The UC system’s fragmented relationship with the American Federation of State, County and Municipal Employees Local 3299 Union, or AFSCME Local 3299 has long been a source of contention that has resulted in strikes demanding more workers’ rights. There are 24,000 AFSCME Local 3299 California workers who contribute to ensuring students a quality education across 10 campuses every day, but not all of them have the workers’ rights they deserve.
Although AFSCME’s recent tentative agreement with the university gives only service workers a contract, it is a step in the right direction. With that said, the UC system should have already established a contract to further prohibit outsourcing and compensate the dedicated AFSCME workers.

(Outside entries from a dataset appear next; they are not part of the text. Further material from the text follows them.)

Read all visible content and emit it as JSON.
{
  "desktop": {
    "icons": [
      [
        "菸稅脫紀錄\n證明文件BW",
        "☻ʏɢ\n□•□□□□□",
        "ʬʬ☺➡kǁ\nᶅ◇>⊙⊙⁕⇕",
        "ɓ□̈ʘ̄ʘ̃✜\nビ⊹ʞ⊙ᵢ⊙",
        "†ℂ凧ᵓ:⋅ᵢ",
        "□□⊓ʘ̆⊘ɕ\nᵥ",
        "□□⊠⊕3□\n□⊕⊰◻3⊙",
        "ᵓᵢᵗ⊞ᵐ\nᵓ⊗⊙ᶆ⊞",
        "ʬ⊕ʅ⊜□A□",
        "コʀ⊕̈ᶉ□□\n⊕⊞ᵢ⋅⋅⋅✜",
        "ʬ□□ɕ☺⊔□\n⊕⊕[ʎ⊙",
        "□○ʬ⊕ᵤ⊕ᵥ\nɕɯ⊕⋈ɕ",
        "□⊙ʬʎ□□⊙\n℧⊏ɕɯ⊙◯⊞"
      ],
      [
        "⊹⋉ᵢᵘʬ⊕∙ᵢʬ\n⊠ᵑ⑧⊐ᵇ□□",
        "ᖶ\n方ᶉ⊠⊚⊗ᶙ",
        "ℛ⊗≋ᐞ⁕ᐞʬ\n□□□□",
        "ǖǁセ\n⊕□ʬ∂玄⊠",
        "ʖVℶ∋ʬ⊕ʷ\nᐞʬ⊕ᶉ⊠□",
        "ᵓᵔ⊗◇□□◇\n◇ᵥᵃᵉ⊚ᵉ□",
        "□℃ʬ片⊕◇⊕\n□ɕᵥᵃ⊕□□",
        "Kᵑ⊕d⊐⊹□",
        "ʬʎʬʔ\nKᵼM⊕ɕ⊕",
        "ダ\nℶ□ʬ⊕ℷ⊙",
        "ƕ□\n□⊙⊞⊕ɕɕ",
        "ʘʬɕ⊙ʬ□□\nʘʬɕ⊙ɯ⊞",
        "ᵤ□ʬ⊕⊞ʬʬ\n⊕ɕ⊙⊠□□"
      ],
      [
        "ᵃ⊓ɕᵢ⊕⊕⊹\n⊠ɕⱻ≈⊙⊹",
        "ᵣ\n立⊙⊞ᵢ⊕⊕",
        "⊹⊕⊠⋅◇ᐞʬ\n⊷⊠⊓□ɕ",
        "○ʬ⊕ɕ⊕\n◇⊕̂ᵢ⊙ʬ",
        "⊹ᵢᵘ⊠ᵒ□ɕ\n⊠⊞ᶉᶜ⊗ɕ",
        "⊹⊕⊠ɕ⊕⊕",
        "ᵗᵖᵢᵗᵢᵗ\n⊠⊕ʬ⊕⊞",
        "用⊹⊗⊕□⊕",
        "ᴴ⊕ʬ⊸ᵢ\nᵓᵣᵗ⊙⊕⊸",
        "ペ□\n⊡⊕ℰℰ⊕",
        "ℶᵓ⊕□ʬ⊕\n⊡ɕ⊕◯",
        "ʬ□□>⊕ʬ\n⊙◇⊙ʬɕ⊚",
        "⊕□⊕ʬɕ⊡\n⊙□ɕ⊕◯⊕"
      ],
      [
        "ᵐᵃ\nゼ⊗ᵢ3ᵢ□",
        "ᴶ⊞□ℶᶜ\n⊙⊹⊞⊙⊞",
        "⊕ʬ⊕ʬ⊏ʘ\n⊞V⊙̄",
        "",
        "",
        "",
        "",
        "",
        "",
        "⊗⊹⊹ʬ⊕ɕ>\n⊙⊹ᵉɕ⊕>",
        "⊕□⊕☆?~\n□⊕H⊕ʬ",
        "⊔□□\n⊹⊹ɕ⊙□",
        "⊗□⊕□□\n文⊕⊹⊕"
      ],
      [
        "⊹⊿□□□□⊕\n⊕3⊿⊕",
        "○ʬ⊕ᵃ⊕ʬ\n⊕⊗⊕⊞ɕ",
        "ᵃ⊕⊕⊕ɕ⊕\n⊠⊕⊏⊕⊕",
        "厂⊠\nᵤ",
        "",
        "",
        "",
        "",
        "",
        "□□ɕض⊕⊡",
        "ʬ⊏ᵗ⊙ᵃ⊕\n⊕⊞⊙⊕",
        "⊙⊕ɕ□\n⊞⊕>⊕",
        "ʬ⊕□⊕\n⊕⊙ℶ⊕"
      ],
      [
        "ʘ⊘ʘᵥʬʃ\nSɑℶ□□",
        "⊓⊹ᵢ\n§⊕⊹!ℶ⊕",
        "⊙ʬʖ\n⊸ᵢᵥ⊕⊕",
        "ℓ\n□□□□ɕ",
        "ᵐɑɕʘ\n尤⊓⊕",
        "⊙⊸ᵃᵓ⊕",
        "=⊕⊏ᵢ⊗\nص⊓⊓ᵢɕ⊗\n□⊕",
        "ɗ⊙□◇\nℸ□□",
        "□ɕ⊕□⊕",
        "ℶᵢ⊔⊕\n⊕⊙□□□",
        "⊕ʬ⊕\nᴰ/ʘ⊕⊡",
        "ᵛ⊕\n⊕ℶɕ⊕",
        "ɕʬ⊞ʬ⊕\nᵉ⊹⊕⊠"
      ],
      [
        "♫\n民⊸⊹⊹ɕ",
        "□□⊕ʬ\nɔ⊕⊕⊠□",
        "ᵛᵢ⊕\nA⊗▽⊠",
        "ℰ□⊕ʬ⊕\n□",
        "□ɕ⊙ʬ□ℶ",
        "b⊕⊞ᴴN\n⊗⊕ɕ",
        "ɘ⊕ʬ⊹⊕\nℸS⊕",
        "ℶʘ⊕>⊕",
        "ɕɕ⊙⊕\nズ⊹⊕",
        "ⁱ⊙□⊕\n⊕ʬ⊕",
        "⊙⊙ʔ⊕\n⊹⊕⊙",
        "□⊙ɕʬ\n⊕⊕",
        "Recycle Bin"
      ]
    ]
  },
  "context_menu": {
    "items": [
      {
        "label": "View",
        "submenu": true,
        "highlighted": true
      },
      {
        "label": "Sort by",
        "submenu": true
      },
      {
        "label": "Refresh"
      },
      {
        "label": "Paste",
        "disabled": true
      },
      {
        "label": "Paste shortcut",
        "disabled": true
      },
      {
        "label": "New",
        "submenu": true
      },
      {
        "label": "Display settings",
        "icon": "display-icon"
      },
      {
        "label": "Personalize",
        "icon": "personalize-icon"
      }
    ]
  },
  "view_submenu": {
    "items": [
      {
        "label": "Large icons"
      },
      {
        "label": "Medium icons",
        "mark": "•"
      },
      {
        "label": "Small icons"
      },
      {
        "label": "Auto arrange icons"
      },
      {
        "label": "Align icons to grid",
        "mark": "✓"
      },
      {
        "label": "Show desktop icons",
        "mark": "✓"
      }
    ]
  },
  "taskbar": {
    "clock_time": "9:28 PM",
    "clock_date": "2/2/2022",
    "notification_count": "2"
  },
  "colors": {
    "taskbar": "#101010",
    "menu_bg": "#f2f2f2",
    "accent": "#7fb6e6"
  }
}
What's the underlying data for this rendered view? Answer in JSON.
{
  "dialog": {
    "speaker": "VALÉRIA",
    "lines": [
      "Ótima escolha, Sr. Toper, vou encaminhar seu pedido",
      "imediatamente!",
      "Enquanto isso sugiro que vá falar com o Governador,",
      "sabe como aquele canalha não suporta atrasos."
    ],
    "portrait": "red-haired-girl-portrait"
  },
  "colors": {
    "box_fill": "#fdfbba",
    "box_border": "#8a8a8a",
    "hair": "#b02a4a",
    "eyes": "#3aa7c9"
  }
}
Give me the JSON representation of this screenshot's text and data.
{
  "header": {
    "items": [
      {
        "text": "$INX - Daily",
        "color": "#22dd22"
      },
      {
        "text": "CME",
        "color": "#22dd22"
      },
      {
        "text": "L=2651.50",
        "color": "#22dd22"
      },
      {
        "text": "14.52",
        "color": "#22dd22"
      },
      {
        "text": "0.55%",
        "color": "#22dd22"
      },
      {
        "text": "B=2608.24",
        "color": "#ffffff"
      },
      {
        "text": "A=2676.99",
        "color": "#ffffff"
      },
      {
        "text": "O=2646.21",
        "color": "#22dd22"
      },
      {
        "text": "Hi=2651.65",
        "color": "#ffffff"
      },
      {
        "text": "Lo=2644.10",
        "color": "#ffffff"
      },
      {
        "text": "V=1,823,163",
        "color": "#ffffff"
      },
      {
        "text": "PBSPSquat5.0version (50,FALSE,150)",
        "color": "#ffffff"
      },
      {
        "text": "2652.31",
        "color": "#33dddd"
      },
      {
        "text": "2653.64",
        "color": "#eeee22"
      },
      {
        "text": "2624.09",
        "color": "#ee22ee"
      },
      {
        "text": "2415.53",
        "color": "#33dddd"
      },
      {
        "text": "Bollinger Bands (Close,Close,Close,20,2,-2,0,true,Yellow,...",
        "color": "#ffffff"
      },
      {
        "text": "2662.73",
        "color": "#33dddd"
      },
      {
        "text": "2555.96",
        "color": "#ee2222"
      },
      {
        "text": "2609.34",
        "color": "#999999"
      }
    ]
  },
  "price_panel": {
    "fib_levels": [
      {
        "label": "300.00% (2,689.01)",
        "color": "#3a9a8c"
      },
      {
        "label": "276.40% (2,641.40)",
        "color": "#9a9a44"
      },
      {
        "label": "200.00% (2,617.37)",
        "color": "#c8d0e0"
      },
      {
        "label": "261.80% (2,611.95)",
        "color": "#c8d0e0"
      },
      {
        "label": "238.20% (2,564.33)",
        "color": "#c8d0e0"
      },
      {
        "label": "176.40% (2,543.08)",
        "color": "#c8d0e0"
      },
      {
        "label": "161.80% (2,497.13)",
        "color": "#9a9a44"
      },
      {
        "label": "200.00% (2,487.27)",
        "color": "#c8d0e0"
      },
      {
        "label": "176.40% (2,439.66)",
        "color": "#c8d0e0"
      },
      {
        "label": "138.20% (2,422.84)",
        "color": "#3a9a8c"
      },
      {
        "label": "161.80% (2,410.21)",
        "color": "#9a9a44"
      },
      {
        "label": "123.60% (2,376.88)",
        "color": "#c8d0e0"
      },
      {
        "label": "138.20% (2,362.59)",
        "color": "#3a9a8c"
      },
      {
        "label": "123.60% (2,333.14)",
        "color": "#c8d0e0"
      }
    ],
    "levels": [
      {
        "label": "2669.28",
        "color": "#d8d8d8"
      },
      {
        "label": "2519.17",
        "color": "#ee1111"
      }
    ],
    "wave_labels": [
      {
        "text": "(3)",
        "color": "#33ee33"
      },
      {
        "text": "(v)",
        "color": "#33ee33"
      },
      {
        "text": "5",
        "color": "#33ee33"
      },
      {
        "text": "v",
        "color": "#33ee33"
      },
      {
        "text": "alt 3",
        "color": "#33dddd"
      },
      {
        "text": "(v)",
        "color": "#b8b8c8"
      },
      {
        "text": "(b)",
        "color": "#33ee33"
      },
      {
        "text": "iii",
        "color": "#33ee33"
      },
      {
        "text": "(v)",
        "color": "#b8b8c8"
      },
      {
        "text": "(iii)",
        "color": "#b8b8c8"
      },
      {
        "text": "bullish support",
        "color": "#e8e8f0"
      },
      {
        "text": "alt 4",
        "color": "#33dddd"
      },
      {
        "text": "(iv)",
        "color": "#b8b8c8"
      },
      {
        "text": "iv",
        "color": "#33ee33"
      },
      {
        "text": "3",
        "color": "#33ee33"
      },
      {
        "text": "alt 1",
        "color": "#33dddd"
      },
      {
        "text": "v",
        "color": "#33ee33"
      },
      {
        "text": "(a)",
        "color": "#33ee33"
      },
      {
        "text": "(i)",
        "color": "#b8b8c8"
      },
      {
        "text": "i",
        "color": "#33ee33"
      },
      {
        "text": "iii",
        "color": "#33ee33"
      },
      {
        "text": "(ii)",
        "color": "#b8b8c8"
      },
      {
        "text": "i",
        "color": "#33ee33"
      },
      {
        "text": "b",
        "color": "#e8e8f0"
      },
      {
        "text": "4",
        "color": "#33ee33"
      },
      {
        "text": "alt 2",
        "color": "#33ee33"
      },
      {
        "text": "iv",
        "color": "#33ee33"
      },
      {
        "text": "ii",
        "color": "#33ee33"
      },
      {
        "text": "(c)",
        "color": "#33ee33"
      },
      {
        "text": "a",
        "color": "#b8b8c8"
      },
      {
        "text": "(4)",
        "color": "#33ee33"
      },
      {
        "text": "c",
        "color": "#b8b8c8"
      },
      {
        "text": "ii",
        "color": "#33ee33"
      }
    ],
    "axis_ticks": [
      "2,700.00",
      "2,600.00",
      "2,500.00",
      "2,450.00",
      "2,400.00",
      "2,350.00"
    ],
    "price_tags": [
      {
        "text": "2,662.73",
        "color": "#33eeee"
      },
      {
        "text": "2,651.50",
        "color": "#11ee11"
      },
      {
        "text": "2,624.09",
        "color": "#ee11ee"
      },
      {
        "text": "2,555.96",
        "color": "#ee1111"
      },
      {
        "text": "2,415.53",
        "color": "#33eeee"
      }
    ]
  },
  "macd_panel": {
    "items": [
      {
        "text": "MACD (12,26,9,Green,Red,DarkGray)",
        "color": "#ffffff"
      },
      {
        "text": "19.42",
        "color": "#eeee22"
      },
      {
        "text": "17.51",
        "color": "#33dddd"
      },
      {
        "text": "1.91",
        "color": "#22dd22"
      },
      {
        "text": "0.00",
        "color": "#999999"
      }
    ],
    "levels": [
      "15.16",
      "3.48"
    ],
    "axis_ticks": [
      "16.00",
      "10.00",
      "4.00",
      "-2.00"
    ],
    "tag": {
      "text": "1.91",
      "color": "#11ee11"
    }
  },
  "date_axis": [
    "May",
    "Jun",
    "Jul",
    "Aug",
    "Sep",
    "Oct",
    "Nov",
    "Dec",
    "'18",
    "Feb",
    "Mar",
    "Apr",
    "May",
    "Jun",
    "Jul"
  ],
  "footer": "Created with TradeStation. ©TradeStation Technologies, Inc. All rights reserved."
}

There are a couple of positive aspects to this new contract. It will cover AFSCME’s service workers, who are expected to receive a 3% wage increase over the span of four years, along with pension benefits. Additionally, the university will prohibit contracting out workers, which ultimately means increased job security for thousands of workers who can now lean on workplace policies that better support their everyday lives. After three years of negotiations between workers and the university, the new employee benefits will hopefully set a precedent that will outline future contracts for AFSCME Local 3299 workers who are waiting to receive contracts.
The university has a checkered history with enforcing its own policies. A 2017 state audit exposed the UC system’s failure to comply with its own policies for displacing employees in favor of contractors. Other subsequent internal reports highlighted a failure to enforce minimum wage policies for outside contract workers. While this agreement seems promising, an agreement is only worth something if it is properly enforced.
The university’s no-strike clause in the new contract is a prominent issue that will impact union organization. Article 22, titled “No Strikes,” explicitly prohibits these contracted workers from any form of striking, including sympathy strikes. Therefore, a no-strike clause’s inclusion in the new contract directly stops AFSCME service workers from engaging in protests that would help other workers in the union gain a contract. Consequently, the union’s carefully crafted division is a result of the university’s knowledge of the strength that comes with numbers.
It has taken the university three years to establish a contract that will affect only a subset of AFSCME Local 3299 workers, so the road ahead for forging contracts with the remaining workers remains largely uncertain. Though sedimenting contracts for all AFSCME Local 3299 workers will be costly for the university, it needs to finally acknowledge that every worker from a truck driver to a nurse’s aid deserves a contract so that they can continue to positively impact university operations.
Whether or not AFSCME Local 3299 service workers ratify this contract Thursday, it is still a tremendous victory to finally gain the recognition they have been fighting for since the 1980s.